--- Exercise ---
Look through the data below and show every line that includes "icon".
** Material provided follows **
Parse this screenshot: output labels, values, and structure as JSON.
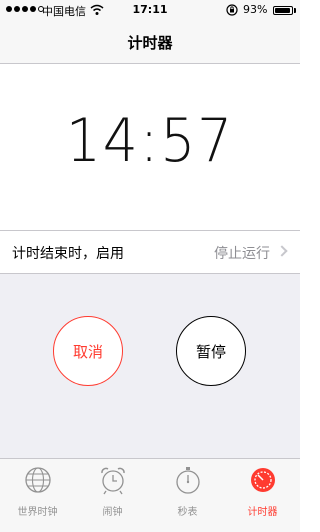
{
  "status_bar": {
    "carrier": "中国电信",
    "time": "17:11",
    "battery": "93%",
    "battery_level": 0.93
  },
  "nav": {
    "title": "计时器"
  },
  "timer": {
    "display": "14:57"
  },
  "row": {
    "label": "计时结束时，启用",
    "value": "停止运行"
  },
  "buttons": {
    "cancel": "取消",
    "pause": "暂停"
  },
  "tabs": [
    {
      "label": "世界时钟",
      "icon": "globe-icon"
    },
    {
      "label": "闹钟",
      "icon": "alarm-clock-icon"
    },
    {
      "label": "秒表",
      "icon": "stopwatch-icon"
    },
    {
      "label": "计时器",
      "icon": "timer-icon",
      "active": true
    }
  ],
  "colors": {
    "accent_red": "#ff3b30",
    "background_gray": "#efeff4"
  }
}
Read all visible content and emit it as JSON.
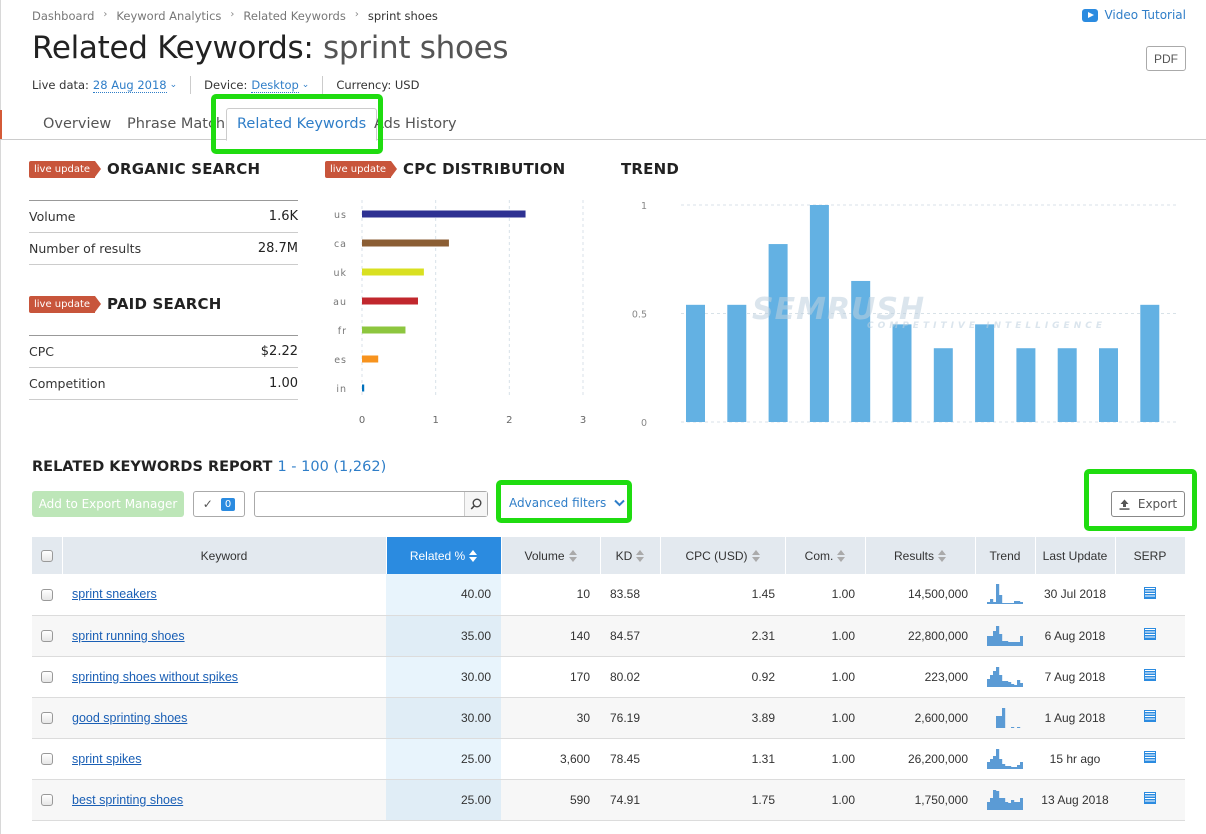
{
  "breadcrumb": [
    "Dashboard",
    "Keyword Analytics",
    "Related Keywords",
    "sprint shoes"
  ],
  "video_tutorial": "Video Tutorial",
  "pdf_label": "PDF",
  "title": {
    "prefix": "Related Keywords:",
    "keyword": "sprint shoes"
  },
  "meta": {
    "live_label": "Live data:",
    "live_value": "28 Aug 2018",
    "device_label": "Device:",
    "device_value": "Desktop",
    "currency": "Currency: USD"
  },
  "tabs": [
    "Overview",
    "Phrase Match",
    "Related Keywords",
    "Ads History"
  ],
  "active_tab": "Related Keywords",
  "live_badge": "live update",
  "organic": {
    "title": "ORGANIC SEARCH",
    "rows": [
      {
        "label": "Volume",
        "value": "1.6K"
      },
      {
        "label": "Number of results",
        "value": "28.7M"
      }
    ]
  },
  "paid": {
    "title": "PAID SEARCH",
    "rows": [
      {
        "label": "CPC",
        "value": "$2.22"
      },
      {
        "label": "Competition",
        "value": "1.00"
      }
    ]
  },
  "chart_data": [
    {
      "type": "bar",
      "orientation": "horizontal",
      "title": "CPC DISTRIBUTION",
      "categories": [
        "us",
        "ca",
        "uk",
        "au",
        "fr",
        "es",
        "in"
      ],
      "values": [
        2.22,
        1.18,
        0.84,
        0.76,
        0.59,
        0.22,
        0.03
      ],
      "colors": [
        "#2e3192",
        "#8b5e34",
        "#d9e021",
        "#c1272d",
        "#8dc63f",
        "#f7931e",
        "#0071bc"
      ],
      "xlim": [
        0,
        3
      ],
      "xticks": [
        "0",
        "1",
        "2",
        "3"
      ],
      "grid": true
    },
    {
      "type": "bar",
      "title": "TREND",
      "values": [
        0.54,
        0.54,
        0.82,
        1.0,
        0.65,
        0.45,
        0.34,
        0.45,
        0.34,
        0.34,
        0.34,
        0.54
      ],
      "color": "#63b1e3",
      "ylim": [
        0,
        1
      ],
      "yticks": [
        "0",
        "0.5",
        "1"
      ],
      "grid": true,
      "watermark": [
        "SEMRUSH",
        "COMPETITIVE INTELLIGENCE"
      ]
    }
  ],
  "report": {
    "title": "RELATED KEYWORDS REPORT",
    "range": "1 - 100 (1,262)",
    "add_export": "Add to Export Manager",
    "selected_count": "0",
    "search_value": "",
    "advanced_filters": "Advanced filters",
    "export": "Export",
    "columns": [
      "Keyword",
      "Related %",
      "Volume",
      "KD",
      "CPC (USD)",
      "Com.",
      "Results",
      "Trend",
      "Last Update",
      "SERP"
    ],
    "sorted_column": "Related %",
    "rows": [
      {
        "keyword": "sprint sneakers",
        "related": "40.00",
        "volume": "10",
        "kd": "83.58",
        "cpc": "1.45",
        "com": "1.00",
        "results": "14,500,000",
        "trend": [
          0.1,
          0.25,
          0.1,
          1.0,
          0.45,
          0.05,
          0.05,
          0.05,
          0.05,
          0.15,
          0.15,
          0.1
        ],
        "updated": "30 Jul 2018"
      },
      {
        "keyword": "sprint running shoes",
        "related": "35.00",
        "volume": "140",
        "kd": "84.57",
        "cpc": "2.31",
        "com": "1.00",
        "results": "22,800,000",
        "trend": [
          0.5,
          0.5,
          0.75,
          1.0,
          0.6,
          0.25,
          0.25,
          0.2,
          0.2,
          0.2,
          0.2,
          0.5
        ],
        "updated": "6 Aug 2018"
      },
      {
        "keyword": "sprinting shoes without spikes",
        "related": "30.00",
        "volume": "170",
        "kd": "80.02",
        "cpc": "0.92",
        "com": "1.00",
        "results": "223,000",
        "trend": [
          0.4,
          0.6,
          0.8,
          1.0,
          0.6,
          0.3,
          0.3,
          0.25,
          0.15,
          0.1,
          0.35,
          0.2
        ],
        "updated": "7 Aug 2018"
      },
      {
        "keyword": "good sprinting shoes",
        "related": "30.00",
        "volume": "30",
        "kd": "76.19",
        "cpc": "3.89",
        "com": "1.00",
        "results": "2,600,000",
        "trend": [
          0,
          0,
          0,
          0.6,
          0.6,
          1.0,
          0,
          0,
          0.05,
          0,
          0.05,
          0
        ],
        "updated": "1 Aug 2018"
      },
      {
        "keyword": "sprint spikes",
        "related": "25.00",
        "volume": "3,600",
        "kd": "78.45",
        "cpc": "1.31",
        "com": "1.00",
        "results": "26,200,000",
        "trend": [
          0.35,
          0.5,
          0.65,
          1.0,
          0.5,
          0.25,
          0.15,
          0.15,
          0.1,
          0.1,
          0.2,
          0.35
        ],
        "updated": "15 hr ago"
      },
      {
        "keyword": "best sprinting shoes",
        "related": "25.00",
        "volume": "590",
        "kd": "74.91",
        "cpc": "1.75",
        "com": "1.00",
        "results": "1,750,000",
        "trend": [
          0.4,
          0.6,
          1.0,
          0.95,
          0.6,
          0.6,
          0.4,
          0.35,
          0.5,
          0.4,
          0.4,
          0.6
        ],
        "updated": "13 Aug 2018"
      }
    ]
  }
}
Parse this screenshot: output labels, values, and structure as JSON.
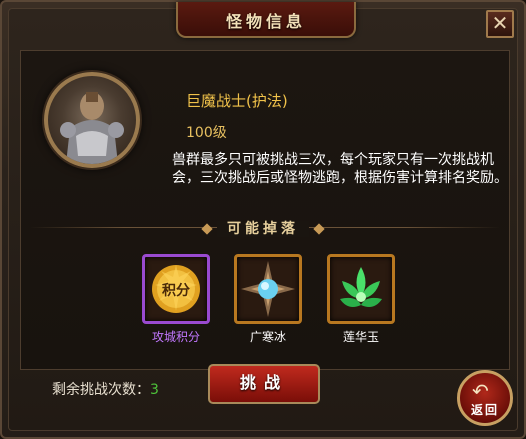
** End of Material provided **
--- Exercise answer ---
      "icon": "globe-icon"
      "icon": "alarm-clock-icon"
      "icon": "stopwatch-icon"
      "icon": "timer-icon",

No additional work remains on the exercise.